It has to go through the P&L account. We will say provision for fraudulent transactions. It continues as the provision until finally it is determined. Instead of Rs 11,000 crore, it may become Rs 11,500 crore or Rs 10,000 crores depending on how much you will be able to realise from Nirav Modi. It remains as the provision for expenditure or fraudulent transaction. That provision is shown in the P&L account as losses after provisions which is adjusted against the reserves. There is a very clear methodology adopted for it. Accounting principles do not allow you to adjust anything against reserves directly. It has to go through P&L account because losses for the current year include these transactions.
Will there be a distinction between the Rs 6,500 crore that they have said they would pay out immediately at the end of the March quarter and the remaining account which will come due at a future date?
You have determined Rs 6,500 crore. Rs 4,500 you have identified, and you have to determine the full amount. It is more of semantics. You know that the entire liability is going to come. So, you have to provide only in the quarter in which you identified.
So, Rs 6,500 crore will be accounted for in the quarter ended March 31, and the remaining amount will be accounted for in whichever quarter those LoUs come for “fulfillment” and then we will see how those losses takes place in subsequent quarters. Is that fair understanding?
No. The entire Rs 11,000 will have to be determined in the current quarter. You will say in the balance sheet that Rs 6,500 crore has been determined, Rs 4,500 crores which are maturing in subsequent quarters are in process of the final figure being crystalised. You will have to provide Rs 6,500 definite and an approximate amount of Rs 4,500 crore. But in this case, the bank will know the exact amount. There is nothing which will change in the next quarters. It is mandatory for you to provide for it now.

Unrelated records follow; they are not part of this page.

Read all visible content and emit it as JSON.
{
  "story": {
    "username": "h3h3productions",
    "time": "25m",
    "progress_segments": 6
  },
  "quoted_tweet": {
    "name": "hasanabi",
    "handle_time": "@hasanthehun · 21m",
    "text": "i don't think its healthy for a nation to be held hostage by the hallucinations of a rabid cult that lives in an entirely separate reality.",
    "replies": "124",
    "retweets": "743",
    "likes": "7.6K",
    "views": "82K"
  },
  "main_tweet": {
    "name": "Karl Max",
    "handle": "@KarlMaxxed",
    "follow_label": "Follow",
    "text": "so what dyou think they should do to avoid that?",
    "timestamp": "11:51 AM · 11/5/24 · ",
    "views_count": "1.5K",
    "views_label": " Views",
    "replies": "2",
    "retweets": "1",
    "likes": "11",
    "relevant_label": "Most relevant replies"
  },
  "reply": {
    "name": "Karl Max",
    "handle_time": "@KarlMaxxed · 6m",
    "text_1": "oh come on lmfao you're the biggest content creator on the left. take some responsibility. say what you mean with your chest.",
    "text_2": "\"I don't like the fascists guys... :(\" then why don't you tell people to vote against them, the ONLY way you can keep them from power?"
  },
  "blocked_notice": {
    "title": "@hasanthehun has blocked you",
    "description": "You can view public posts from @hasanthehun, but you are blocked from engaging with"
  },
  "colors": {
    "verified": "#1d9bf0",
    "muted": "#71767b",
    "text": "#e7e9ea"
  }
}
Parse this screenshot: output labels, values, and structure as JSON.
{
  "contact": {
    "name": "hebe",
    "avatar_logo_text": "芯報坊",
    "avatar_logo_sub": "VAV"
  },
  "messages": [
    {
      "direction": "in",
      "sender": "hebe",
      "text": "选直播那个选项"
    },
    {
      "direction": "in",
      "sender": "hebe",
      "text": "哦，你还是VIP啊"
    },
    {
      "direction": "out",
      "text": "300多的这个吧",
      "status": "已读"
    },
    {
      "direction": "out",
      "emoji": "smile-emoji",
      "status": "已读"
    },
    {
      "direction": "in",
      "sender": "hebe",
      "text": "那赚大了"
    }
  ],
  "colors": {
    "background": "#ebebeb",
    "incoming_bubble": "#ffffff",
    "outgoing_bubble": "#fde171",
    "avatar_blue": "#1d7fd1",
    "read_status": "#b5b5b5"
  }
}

As and when you recover from Nirav Modi or the entities involved, then you write back those amounts?
You can write back saying ‘recovered amount of fraudulent transaction’.
So, the full Rs 13,000 crore of fraud amount has to be accounted for in the March ended quarter?
Yes. Suppose if this transaction had been found in the first quarter, RBI could have permitted you after a disclosure to provide over four quarters. But you can’t escape the current year. You have to account for in the current year.
So, we are looking at very massive profit hit at PNB on account of it?
Absolutely, it is inevitable.
On the capital adequate side, will this impact CET1 ratio?
All ratios will get impacted.
In your assessment, where does the responsibility lie? Where should the regulators be looking at in terms of the responsibility of internal and external auditors in failing to detect this fraud?
I agree that it is very difficult for auditors to find out. We have the Harshad Mehta, Ketan Parekh, Satyam scams. Every time human ingenuity finds a new fraud, we all talk about the auditing community to improve.
The reason for the audit is to find out this. But to be fair to the auditing community, SEBI as well as the regulator must prevent the auditors from doing it in three days. It is an enormous ego trip for everybody to finish the audit in three-five days and print balance sheet on April 15. I don’t know why we should do all this. The problem is that shrinking timeline for audit and quarterly announcement of results is taking a toll on quality in audit.
The auditor has to continuously look for fraud prone areas, change the method of audit rather than saying the audit cannot find out. I agree today’s audit system may not find out, but investors are not worried about. If you can’t find out, then why conduct the audit is a legitimate question by the regulator and government and also by the investors. I think the auditing community will have to change the method of working and have to detect large scale fraud. I can understand Rs 10,000 having not been found as a fraud, but Rs 11,000 crore makes citizens of the country question where we are and what we are doing.